DATASET ENTRIES:
· · · · ·

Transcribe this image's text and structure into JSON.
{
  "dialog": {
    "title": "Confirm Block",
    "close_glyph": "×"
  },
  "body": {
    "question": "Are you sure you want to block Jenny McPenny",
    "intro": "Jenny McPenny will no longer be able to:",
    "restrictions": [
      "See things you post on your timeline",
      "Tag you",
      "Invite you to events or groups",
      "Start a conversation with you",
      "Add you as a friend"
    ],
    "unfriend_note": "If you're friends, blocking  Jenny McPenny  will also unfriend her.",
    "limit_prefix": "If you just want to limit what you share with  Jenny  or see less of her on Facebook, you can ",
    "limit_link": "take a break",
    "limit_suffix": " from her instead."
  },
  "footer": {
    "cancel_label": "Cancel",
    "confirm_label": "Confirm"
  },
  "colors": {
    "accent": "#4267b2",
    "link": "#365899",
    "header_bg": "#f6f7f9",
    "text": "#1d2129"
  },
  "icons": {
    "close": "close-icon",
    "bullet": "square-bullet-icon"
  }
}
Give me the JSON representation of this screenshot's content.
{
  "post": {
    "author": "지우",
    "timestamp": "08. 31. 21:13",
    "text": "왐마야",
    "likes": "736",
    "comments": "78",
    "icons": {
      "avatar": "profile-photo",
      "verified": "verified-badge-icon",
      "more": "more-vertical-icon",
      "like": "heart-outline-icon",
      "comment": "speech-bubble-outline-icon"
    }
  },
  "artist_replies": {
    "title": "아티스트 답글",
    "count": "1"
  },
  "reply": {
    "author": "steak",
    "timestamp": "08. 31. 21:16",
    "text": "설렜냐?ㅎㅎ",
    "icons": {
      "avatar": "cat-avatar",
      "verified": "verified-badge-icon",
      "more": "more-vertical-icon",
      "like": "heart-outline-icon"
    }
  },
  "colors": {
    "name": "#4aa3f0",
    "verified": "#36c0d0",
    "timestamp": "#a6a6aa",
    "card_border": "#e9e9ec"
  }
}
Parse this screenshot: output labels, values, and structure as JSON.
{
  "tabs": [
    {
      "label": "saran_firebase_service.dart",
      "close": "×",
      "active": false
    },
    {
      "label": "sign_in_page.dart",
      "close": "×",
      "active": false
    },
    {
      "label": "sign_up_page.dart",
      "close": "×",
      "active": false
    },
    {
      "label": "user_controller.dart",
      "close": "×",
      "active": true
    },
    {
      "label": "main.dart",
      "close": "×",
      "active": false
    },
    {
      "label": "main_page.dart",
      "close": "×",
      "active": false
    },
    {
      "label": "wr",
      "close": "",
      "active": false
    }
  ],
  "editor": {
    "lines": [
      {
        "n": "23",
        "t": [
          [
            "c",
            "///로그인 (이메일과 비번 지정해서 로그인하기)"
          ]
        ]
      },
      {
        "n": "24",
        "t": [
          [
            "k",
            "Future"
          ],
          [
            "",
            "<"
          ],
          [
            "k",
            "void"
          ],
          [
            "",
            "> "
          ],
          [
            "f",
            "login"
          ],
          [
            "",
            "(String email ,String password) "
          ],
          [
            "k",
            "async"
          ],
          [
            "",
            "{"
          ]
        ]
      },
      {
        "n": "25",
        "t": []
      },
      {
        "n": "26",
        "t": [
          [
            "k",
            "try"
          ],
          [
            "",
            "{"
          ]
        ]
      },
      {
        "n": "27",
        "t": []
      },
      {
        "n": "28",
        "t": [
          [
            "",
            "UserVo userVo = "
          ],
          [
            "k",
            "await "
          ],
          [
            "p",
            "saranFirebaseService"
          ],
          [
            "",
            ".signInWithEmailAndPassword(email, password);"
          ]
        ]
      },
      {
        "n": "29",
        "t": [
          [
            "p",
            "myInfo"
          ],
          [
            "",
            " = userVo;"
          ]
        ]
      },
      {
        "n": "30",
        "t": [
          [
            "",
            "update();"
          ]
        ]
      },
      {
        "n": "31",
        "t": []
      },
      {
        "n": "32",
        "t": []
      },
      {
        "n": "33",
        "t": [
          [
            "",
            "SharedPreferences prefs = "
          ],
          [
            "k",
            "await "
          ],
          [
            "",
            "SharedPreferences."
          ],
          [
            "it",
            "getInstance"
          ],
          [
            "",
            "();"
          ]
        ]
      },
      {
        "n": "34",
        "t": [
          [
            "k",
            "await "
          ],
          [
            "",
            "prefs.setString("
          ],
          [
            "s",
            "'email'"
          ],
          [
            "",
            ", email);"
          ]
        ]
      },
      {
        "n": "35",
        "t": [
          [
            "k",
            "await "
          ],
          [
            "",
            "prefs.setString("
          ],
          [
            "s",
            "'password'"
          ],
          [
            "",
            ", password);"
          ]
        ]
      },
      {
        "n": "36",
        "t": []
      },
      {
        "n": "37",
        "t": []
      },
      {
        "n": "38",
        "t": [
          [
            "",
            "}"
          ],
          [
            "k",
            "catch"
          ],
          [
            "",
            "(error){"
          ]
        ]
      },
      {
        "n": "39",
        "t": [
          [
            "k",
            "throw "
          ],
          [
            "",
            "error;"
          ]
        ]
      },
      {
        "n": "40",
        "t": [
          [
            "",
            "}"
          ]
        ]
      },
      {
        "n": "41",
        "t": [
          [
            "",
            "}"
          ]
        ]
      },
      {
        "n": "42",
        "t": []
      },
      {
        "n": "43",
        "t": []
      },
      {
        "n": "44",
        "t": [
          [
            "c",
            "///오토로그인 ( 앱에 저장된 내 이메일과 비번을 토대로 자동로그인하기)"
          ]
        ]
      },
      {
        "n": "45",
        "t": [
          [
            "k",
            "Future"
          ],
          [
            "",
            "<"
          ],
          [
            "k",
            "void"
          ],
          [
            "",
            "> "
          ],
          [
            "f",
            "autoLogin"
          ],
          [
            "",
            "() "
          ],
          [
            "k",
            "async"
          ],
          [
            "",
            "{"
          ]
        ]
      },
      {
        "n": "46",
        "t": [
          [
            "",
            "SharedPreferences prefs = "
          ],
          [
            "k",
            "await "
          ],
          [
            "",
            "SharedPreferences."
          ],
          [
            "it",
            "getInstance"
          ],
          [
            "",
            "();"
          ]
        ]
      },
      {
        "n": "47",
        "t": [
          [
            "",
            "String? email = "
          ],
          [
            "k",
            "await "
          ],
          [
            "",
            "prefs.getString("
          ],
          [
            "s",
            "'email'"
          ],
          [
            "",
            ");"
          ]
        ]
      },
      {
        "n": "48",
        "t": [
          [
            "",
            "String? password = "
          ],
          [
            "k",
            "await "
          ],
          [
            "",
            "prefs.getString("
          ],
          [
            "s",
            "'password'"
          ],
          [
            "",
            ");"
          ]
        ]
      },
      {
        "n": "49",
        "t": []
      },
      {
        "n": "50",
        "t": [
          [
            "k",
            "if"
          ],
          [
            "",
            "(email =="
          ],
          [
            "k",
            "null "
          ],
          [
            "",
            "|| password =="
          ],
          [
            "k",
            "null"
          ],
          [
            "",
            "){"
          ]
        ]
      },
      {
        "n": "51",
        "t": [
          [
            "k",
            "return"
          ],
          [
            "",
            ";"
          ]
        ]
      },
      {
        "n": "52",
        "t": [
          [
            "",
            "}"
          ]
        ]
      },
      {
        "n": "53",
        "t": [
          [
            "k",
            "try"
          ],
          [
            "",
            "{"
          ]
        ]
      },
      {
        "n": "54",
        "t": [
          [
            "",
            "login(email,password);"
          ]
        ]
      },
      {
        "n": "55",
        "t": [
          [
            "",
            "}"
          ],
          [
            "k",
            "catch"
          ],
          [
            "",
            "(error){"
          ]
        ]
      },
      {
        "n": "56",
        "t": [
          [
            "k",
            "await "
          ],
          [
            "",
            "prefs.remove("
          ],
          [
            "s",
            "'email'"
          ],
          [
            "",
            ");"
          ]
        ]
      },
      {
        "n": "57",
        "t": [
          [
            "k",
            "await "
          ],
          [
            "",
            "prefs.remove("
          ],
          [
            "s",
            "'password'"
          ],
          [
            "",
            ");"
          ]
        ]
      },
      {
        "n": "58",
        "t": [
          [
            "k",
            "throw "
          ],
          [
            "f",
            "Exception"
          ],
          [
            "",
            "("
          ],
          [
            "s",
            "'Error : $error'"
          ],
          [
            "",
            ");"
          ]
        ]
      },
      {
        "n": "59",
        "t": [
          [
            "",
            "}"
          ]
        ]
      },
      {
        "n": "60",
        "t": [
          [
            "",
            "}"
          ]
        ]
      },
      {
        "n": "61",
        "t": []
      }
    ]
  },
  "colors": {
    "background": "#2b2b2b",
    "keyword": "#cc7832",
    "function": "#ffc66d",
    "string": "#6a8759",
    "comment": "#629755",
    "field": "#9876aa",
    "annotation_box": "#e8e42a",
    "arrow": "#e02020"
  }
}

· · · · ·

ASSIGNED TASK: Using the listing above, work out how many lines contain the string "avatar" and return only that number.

TASK OUTPUT: 2